• Your task: Line filter on the word "nhập": copy each matching line from the entries.

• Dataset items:
▼

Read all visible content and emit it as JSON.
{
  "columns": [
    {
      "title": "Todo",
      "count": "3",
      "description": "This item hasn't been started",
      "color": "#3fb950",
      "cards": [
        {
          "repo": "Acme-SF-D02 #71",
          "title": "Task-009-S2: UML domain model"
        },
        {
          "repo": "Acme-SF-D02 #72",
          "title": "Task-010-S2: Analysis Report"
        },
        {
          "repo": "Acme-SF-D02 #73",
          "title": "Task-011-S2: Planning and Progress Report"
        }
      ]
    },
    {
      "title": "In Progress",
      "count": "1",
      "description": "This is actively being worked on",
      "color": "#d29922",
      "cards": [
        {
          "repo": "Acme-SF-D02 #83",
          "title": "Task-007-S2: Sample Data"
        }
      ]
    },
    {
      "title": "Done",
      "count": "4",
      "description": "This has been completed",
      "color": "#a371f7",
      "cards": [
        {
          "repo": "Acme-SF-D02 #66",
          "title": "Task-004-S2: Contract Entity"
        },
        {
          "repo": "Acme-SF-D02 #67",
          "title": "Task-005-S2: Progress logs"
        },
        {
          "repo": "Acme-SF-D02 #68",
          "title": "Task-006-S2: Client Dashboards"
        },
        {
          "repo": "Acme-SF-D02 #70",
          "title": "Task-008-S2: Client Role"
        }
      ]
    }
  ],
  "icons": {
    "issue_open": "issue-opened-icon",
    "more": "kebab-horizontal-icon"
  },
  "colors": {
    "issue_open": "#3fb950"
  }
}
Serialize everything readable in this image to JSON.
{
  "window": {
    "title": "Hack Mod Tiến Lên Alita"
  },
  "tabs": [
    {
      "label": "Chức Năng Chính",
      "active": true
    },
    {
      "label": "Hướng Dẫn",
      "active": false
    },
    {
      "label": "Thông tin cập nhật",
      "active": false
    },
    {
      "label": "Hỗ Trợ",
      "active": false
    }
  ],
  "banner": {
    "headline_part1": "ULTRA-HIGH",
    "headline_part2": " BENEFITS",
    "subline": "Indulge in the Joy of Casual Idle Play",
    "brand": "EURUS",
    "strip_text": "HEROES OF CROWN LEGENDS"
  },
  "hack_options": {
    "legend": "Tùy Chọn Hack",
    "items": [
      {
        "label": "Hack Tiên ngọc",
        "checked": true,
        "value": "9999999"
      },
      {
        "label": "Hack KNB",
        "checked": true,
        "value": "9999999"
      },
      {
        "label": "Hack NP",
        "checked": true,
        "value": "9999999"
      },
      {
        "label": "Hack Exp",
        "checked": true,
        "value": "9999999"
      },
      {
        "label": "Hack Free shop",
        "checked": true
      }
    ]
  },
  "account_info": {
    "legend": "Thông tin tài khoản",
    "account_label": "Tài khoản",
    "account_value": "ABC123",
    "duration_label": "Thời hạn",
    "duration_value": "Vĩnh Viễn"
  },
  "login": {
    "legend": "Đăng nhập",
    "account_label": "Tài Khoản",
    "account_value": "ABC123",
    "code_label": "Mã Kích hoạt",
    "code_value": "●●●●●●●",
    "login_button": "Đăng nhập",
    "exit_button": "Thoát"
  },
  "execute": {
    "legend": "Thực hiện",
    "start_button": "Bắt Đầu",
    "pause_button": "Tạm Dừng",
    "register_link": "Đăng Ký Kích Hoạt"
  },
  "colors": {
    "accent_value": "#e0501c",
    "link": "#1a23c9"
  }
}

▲

• Completed exercise:
    "legend": "Đăng nhập",
    "login_button": "Đăng nhập",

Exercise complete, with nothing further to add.